To assess the clinical effectiveness of surgical resection plus WBRT versus WBRT alone in the treatment of patients with single brain metastasis.
The following databases were part of a systematic literature search: Cochrane Central Register of Controlled Trials (CENTRAL Issue 2, 2010), MEDLINE, EMBASE, CancerLit, Biosis and the Science Citation Index. References of identified studies were hand searched, as were the Journal of Neuro-Oncology and Neuro-Oncology, including all conference abstracts. Specialists in neuro-oncology were contacted for further information. The searches for MEDLINE and EMBASE were updated in October 2007 and December 2010.
Randomised controlled trials (RCTs) comparing surgery and WBRT with WBRT alone in patients of all ages with proven or suspected single brain metastasis.
Data collection and analysis
Two review authors independently assessed the search results for relevance, undertook critical appraisal according to known guidelines and extracted data using a pre-specified pro-forma.
Three RCTs were identified enrolling 195 patients in total. No significant difference in survival was found (hazard ratio (HR) 0.72, 95% CI 0.34 to 1.55, P = 0.40) although there was heterogeneity between trials (I2 = 83%). One trial found surgery and WBRT increased the duration of Functionally Independent Survival (FIS) (HR 0.42, 95% CI 0.22 to 0.82, P = 0.01). There was some indication that surgery and WBRT might reduce the risk of deaths due to neurological cause (relative risk (RR) 0.68, 95% CI 0.43 to 1.09, P = 0.11). The risk of adverse events was not statistically proven to be different between arms although actual event numbers were higher in the surgery arm.

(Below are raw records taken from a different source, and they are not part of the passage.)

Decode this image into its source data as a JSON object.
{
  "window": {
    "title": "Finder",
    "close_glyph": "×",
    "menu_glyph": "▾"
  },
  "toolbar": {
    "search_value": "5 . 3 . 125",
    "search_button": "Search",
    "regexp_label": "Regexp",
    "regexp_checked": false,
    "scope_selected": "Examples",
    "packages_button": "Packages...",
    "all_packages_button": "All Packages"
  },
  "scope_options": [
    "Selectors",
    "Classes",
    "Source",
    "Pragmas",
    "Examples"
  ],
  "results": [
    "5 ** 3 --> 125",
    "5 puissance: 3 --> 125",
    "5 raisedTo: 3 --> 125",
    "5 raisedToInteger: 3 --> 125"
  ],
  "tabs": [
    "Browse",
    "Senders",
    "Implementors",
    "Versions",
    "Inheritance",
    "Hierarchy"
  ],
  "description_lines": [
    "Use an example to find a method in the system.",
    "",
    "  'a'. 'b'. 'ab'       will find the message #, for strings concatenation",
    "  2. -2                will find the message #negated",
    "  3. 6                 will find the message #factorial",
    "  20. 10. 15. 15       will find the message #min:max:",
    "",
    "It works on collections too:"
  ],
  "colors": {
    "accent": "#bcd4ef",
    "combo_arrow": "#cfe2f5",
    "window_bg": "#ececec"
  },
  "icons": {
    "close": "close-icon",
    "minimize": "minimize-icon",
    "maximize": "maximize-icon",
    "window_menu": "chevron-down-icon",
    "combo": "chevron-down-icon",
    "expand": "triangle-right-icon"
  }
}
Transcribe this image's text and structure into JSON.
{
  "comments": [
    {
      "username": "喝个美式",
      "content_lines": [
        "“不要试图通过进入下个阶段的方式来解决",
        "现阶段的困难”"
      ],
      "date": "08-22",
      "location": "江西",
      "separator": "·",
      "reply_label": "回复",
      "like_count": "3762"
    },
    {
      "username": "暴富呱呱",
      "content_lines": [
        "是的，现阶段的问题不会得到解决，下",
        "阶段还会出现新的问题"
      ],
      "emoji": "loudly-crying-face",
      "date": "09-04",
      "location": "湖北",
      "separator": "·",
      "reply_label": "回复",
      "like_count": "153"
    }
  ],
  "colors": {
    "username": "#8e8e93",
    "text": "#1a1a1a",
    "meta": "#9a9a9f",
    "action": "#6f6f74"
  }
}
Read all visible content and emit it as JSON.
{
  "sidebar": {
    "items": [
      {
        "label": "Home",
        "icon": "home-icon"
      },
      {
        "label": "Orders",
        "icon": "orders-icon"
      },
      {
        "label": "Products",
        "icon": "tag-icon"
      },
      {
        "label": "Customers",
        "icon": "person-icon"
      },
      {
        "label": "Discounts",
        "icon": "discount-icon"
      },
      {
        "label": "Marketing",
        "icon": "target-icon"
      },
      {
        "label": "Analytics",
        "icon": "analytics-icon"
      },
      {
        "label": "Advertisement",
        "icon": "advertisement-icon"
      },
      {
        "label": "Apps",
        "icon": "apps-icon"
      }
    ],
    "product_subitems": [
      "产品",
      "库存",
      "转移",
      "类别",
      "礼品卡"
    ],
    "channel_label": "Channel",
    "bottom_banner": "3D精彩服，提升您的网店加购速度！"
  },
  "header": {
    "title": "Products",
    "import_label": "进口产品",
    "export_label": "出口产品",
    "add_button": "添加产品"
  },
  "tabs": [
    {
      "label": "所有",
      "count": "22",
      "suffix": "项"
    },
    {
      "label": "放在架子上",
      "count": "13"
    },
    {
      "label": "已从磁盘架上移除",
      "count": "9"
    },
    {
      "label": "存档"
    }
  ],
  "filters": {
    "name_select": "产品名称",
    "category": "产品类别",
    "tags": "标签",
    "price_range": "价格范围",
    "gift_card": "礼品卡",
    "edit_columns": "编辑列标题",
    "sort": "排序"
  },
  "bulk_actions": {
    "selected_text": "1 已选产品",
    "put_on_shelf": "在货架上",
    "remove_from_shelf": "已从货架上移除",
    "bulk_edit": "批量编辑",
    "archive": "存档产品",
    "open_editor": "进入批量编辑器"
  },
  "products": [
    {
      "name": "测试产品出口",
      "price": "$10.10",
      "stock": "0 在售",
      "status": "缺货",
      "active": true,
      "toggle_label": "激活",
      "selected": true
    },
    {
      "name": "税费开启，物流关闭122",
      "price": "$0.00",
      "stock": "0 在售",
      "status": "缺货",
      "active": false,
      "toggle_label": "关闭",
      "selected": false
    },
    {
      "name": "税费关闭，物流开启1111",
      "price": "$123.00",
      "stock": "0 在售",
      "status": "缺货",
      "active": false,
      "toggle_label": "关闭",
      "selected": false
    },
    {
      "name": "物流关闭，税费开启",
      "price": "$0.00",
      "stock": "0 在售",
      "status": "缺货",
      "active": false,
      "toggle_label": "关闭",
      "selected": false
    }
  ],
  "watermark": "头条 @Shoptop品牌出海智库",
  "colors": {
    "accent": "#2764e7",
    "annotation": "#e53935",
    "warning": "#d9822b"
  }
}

Surgery and WBRT may improve FIS but not overall survival. It may also reduce the proportion of deaths due to neurological cause. All these results were in a highly selected group of patients. Patients undergoing surgery were not reported to have any higher risk of adverse events than patients who only had WBRT.